__WORK INSTRUCTIONS__.
Write back, word for word, the lines from the one containing "Transcribe this image's" to the end of the listing below. Include nothing else, and no pictures.

__DATA__.
========================================================================
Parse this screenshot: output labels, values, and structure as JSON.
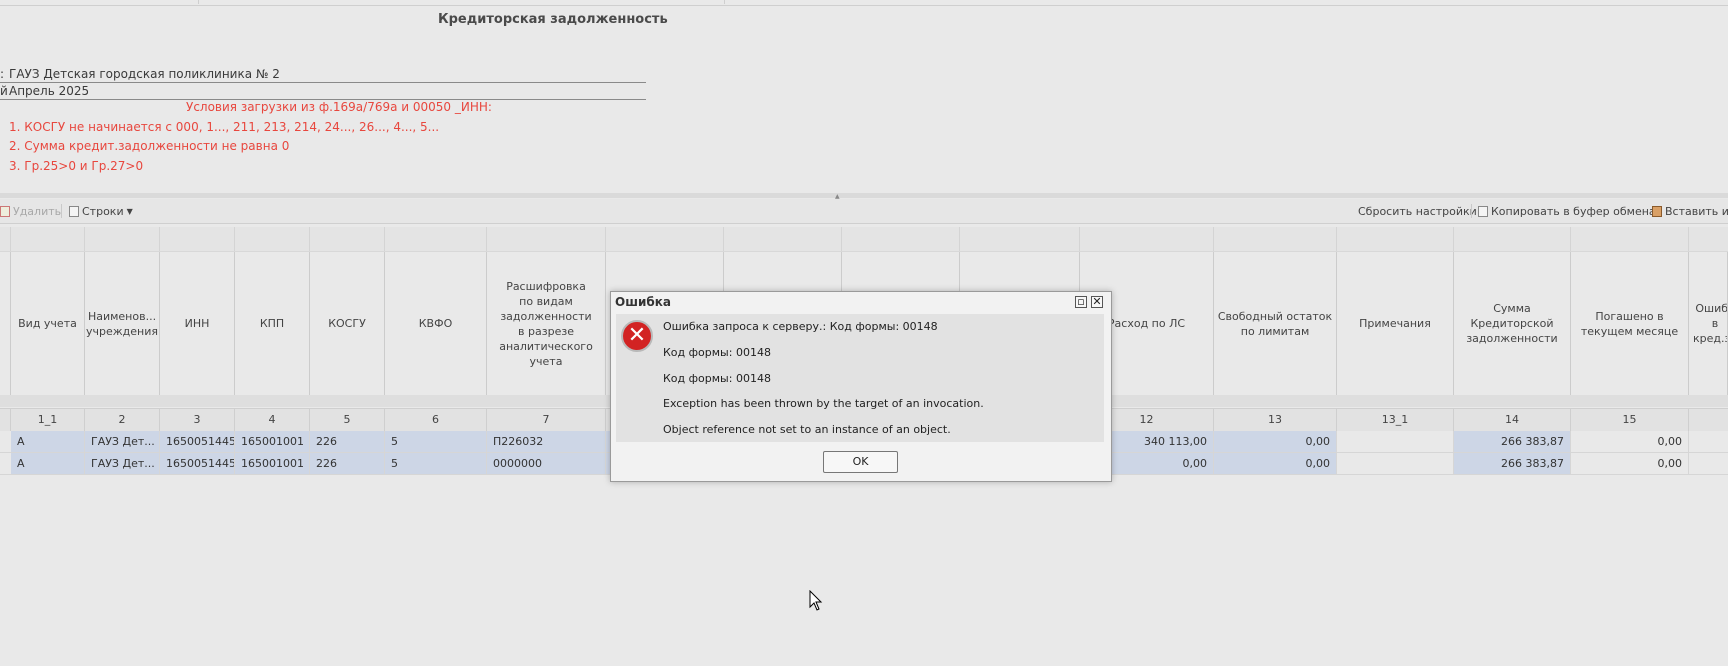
{
  "report": {
    "title": "Кредиторская задолженность",
    "org_label_fragment": ":",
    "org_value": "ГАУЗ Детская городская поликлиника № 2",
    "period_label_fragment": "й",
    "period_value": "Апрель 2025"
  },
  "conditions": {
    "heading": "Условия загрузки из ф.169а/769а и 00050 _ИНН:",
    "items": [
      "1. КОСГУ не начинается с 000, 1..., 211, 213, 214, 24..., 26..., 4..., 5...",
      "2. Сумма кредит.задолженности не равна 0",
      "3. Гр.25>0 и Гр.27>0"
    ]
  },
  "toolbar": {
    "delete_label": "Удалить",
    "rows_label": "Строки",
    "reset_label": "Сбросить настройки",
    "copy_label": "Копировать в буфер обмена",
    "paste_label": "Вставить и"
  },
  "table": {
    "headers": [
      "Вид учета",
      "Наименов... учреждения",
      "ИНН",
      "КПП",
      "КОСГУ",
      "КВФО",
      "Расшифровка по видам задолженности в разрезе аналитического учета",
      "Расход по ЛС",
      "Свободный остаток по лимитам",
      "Примечания",
      "Сумма Кредиторской задолженности",
      "Погашено в текущем месяце",
      "Ошибо в кред.за"
    ],
    "numbers": [
      "1_1",
      "2",
      "3",
      "4",
      "5",
      "6",
      "7",
      "12",
      "13",
      "13_1",
      "14",
      "15"
    ],
    "rows": [
      {
        "vid": "А",
        "name": "ГАУЗ Дет...",
        "inn": "1650051445",
        "kpp": "165001001",
        "kosgu": "226",
        "kvfo": "5",
        "rasshifrovka": "П226032",
        "rashod": "340 113,00",
        "ostatok": "0,00",
        "primechaniya": "",
        "summa": "266 383,87",
        "pogasheno": "0,00"
      },
      {
        "vid": "А",
        "name": "ГАУЗ Дет...",
        "inn": "1650051445",
        "kpp": "165001001",
        "kosgu": "226",
        "kvfo": "5",
        "rasshifrovka": "0000000",
        "rashod": "0,00",
        "ostatok": "0,00",
        "primechaniya": "",
        "summa": "266 383,87",
        "pogasheno": "0,00"
      }
    ]
  },
  "dialog": {
    "title": "Ошибка",
    "messages": [
      "Ошибка запроса к серверу.: Код формы: 00148",
      "Код формы: 00148",
      "Код формы: 00148",
      "Exception has been thrown by the target of an invocation.",
      "Object reference not set to an instance of an object."
    ],
    "ok_label": "OK",
    "error_icon_color": "#d22323"
  },
  "colors": {
    "condition_text": "#e8473e",
    "selected_cell": "#cdd6e6"
  }
}
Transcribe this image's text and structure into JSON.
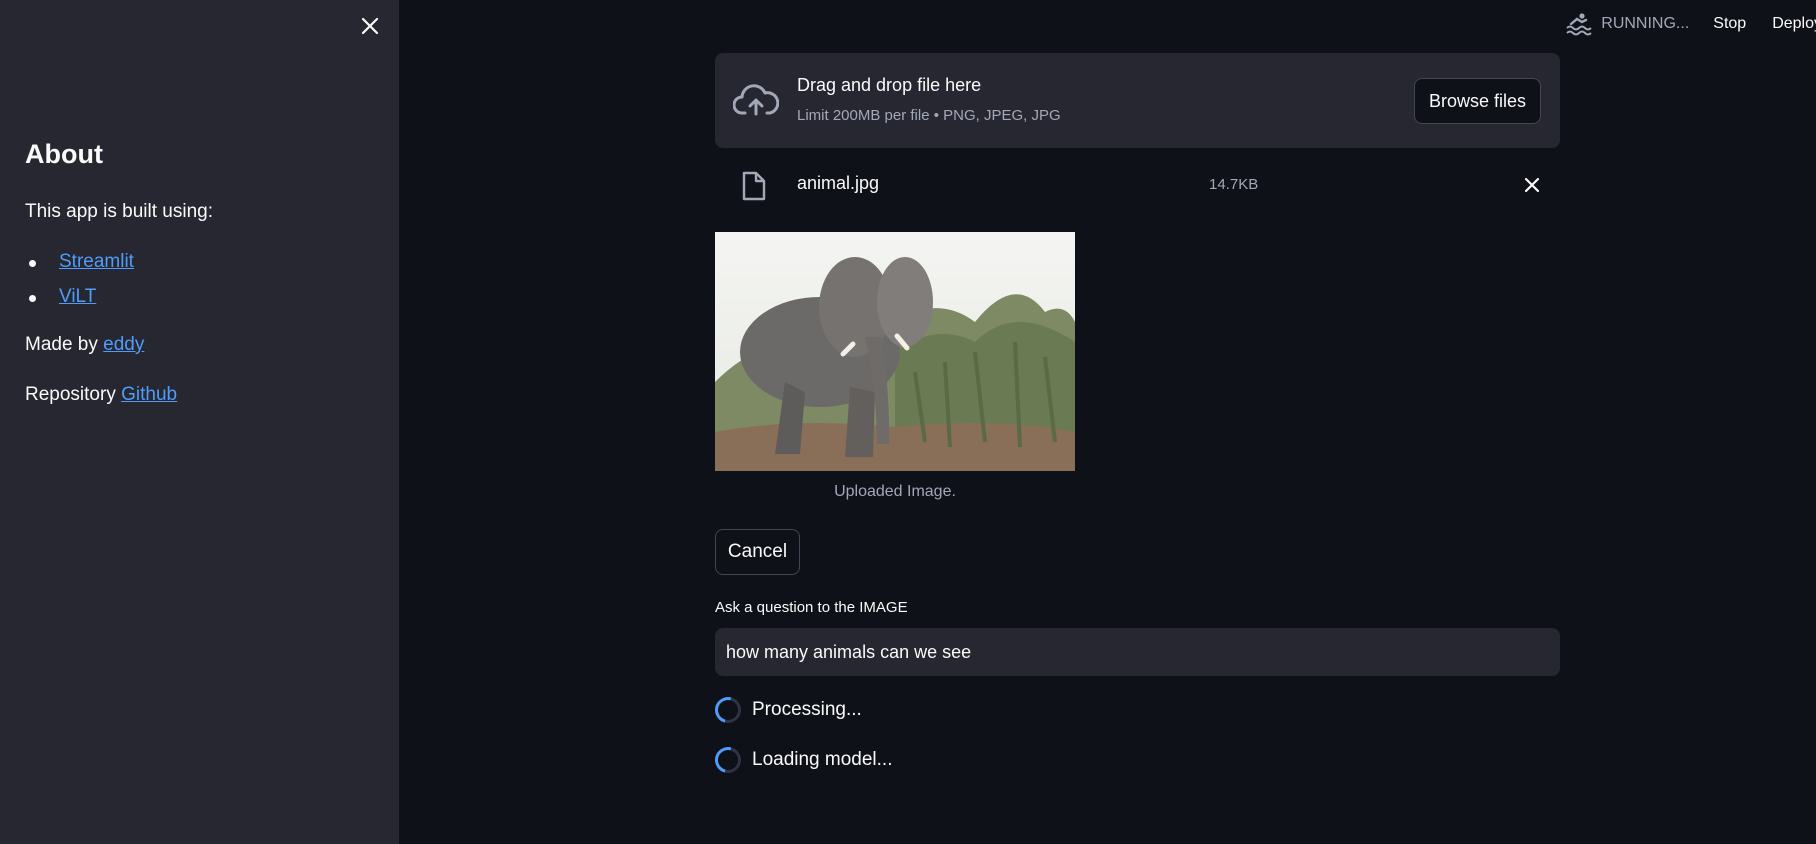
{
  "sidebar": {
    "title": "About",
    "built_with": "This app is built using:",
    "links": [
      "Streamlit",
      "ViLT"
    ],
    "made_by_prefix": "Made by ",
    "made_by_link": "eddy",
    "repo_prefix": "Repository ",
    "repo_link": "Github"
  },
  "header": {
    "status": "RUNNING...",
    "stop": "Stop",
    "deploy": "Deploy"
  },
  "uploader": {
    "title": "Drag and drop file here",
    "limit": "Limit 200MB per file • PNG, JPEG, JPG",
    "browse": "Browse files"
  },
  "file": {
    "name": "animal.jpg",
    "size": "14.7KB"
  },
  "image": {
    "caption": "Uploaded Image."
  },
  "cancel": "Cancel",
  "question": {
    "label": "Ask a question to the IMAGE",
    "value": "how many animals can we see"
  },
  "status": {
    "processing": "Processing...",
    "loading": "Loading model..."
  },
  "colors": {
    "background": "#0e1117",
    "sidebar": "#262730",
    "link": "#4f9cf9",
    "muted": "#a3a8b8"
  }
}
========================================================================
__EXERCISE OUTPUT__.
Transcribe this image's text and structure into JSON.
{
  "sidebar": {
    "title": "About",
    "built_with": "This app is built using:",
    "links": [
      "Streamlit",
      "ViLT"
    ],
    "made_by_prefix": "Made by ",
    "made_by_link": "eddy",
    "repo_prefix": "Repository ",
    "repo_link": "Github"
  },
  "header": {
    "status": "RUNNING...",
    "stop": "Stop",
    "deploy": "Deploy"
  },
  "uploader": {
    "title": "Drag and drop file here",
    "limit": "Limit 200MB per file • PNG, JPEG, JPG",
    "browse": "Browse files"
  },
  "file": {
    "name": "animal.jpg",
    "size": "14.7KB"
  },
  "image": {
    "caption": "Uploaded Image."
  },
  "cancel": "Cancel",
  "question": {
    "label": "Ask a question to the IMAGE",
    "value": "how many animals can we see"
  },
  "status": {
    "processing": "Processing...",
    "loading": "Loading model..."
  },
  "colors": {
    "background": "#0e1117",
    "sidebar": "#262730",
    "link": "#4f9cf9",
    "muted": "#a3a8b8"
  }
}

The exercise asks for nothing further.